VMware Fusion 3 Offers -Snow Leopard,' Windows 7 Support
VMware is planning to release its updated Fusion 3 virtualization software for Apple's Mac and the Mac OS X. The latest version of VMware Fusion offers support for Apple's recently released Snow Leopard and supports the upcoming Microsoft Windows 7. Fusion 3 also supports graphics such as OpenGL 2.1 and DirectX 9.0c.VMware is preparing to release the latest version of its Fusion virtualization software for the Mac, which now includes support for Apple's recently released Mac OS X 10.6 "Snow Leopard" and Microsoft's soon-to-be-released Windows 7 operating system. On Oct. 6, VMware announced it would start selling Fusion 3 on Oct. 27. The virtualization software is already available for pre-order through VMware's own Website, the Apple Online Store and Amazon.com for $79.99. Those users looking to upgrade from previous versions of Fusion can purchase the software for $39.99.

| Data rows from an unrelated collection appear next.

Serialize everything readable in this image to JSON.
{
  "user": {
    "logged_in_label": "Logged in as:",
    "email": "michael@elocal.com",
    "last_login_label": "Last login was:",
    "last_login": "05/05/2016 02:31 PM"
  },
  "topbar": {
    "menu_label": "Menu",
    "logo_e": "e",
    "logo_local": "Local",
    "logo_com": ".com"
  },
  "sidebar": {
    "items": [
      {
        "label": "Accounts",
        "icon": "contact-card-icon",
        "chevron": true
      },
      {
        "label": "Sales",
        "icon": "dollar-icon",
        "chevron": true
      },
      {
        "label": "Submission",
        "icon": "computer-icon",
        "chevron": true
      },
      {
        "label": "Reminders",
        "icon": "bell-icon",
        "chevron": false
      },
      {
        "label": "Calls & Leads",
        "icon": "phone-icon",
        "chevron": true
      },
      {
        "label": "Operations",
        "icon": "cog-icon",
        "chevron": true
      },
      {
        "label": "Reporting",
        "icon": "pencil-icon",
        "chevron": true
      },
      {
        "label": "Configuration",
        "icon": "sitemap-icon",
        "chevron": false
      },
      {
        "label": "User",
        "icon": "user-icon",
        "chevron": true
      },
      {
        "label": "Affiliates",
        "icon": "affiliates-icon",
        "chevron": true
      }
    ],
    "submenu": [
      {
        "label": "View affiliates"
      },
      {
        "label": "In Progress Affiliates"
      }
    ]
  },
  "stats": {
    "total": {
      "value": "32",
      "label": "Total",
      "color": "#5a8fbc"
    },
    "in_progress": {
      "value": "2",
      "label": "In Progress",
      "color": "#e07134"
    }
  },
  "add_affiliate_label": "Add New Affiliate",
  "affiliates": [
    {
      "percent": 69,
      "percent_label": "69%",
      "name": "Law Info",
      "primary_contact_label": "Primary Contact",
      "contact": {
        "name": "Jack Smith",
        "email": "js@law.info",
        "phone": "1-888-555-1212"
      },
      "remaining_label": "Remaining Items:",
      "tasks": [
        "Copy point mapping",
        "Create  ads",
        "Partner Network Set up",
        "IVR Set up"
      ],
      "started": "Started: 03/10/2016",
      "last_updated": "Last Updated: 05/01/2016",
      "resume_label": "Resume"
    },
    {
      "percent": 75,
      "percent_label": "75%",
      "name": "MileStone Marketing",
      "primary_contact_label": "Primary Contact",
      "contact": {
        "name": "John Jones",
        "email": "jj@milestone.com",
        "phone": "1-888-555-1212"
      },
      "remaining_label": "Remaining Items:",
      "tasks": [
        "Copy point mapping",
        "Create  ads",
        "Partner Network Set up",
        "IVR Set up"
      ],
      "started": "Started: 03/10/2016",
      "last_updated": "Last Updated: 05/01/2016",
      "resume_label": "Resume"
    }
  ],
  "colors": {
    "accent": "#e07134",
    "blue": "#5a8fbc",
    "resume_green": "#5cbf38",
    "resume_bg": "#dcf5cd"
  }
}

Right now, there are a handful of companies that offer desktop virtualization software that allows Mac users to run Windows within a separate virtualized partition. In addition to VMware, Parallels sells its own Desktop 4.0 Switch to Mac software. Parallels recently updated its offering in August. Apple Website. VMware is offering more than 50 new features with the release of Fusion 3. The most important is support for Apple's Snow Leopard. Fusion 3 uses a new, 64-bit core virtualization engine and offers native support for the 64-bit kernel, which VMware claims offers better Windows performance on the Mac. In addition, VMware Fusion 3 supports Windows 7, which is slated for release on Oct. 22, as well as the Windows Aero user interface and the Flip 3D navigation feature. For gamers and PC enthusiasts, the Fusion 3 software offers support for both OpenGL 2.1 and Microsoft's DirectX9.0c Shader Model 3 graphics, which allows users to run Windows games and other applications on the Mac. Finally, VMware Fusion 3 offers a new type of migration tool that can move a snapshot of their PC to a virtual machine within the Mac. The migration tool uses an installer and a four-digit code that allows the migration to happen automatically across the network. The Website Ars Technica has a comprehensive rundown on the how the PC-to-Mac migration technology works.